▶ **Work required**
Which lines in the records below mention the word "graph"? Copy each one out.

[Input material]

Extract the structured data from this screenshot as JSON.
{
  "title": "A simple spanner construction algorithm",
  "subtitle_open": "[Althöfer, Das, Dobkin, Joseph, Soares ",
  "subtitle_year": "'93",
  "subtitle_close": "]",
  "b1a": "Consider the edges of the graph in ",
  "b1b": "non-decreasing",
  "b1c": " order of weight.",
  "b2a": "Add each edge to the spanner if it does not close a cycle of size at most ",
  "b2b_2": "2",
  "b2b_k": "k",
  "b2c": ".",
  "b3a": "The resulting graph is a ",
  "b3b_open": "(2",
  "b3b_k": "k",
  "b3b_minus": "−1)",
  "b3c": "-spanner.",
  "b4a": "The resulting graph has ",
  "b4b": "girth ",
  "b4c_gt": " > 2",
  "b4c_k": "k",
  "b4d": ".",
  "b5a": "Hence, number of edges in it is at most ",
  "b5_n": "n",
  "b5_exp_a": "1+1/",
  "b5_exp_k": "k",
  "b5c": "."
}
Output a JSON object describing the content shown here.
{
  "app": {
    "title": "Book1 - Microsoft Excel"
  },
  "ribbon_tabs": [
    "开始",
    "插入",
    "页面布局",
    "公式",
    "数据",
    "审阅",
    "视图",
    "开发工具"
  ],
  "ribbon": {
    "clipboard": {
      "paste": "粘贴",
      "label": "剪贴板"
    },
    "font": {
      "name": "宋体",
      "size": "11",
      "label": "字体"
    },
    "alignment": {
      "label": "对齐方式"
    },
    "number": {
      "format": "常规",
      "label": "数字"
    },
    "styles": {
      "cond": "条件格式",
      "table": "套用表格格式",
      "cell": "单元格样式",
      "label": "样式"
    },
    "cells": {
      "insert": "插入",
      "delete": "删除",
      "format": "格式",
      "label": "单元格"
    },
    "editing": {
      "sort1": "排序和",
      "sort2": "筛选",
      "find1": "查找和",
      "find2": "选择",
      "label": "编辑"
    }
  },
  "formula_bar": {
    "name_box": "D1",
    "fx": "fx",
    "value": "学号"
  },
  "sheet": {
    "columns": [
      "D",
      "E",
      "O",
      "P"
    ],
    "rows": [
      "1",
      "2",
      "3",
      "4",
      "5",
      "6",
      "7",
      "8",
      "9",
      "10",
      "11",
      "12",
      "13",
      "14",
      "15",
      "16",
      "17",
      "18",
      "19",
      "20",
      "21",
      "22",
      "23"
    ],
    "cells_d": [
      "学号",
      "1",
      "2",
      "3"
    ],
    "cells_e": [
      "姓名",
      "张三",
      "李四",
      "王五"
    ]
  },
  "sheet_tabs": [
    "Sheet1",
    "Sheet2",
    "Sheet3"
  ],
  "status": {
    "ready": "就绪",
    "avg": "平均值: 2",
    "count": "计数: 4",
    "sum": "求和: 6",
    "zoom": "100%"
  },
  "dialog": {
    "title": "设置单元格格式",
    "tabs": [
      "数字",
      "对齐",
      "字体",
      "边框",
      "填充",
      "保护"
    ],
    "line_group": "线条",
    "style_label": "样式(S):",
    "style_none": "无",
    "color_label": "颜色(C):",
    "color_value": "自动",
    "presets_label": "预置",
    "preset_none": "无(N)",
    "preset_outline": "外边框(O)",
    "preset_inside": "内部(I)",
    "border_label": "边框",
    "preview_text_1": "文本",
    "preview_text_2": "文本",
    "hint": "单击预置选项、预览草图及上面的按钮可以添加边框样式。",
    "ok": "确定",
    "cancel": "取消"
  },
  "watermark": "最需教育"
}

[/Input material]

▶ **Answer space**
  "b1a": "Consider the edges of the graph in ",
  "b3a": "The resulting graph is a ",
  "b4a": "The resulting graph has ",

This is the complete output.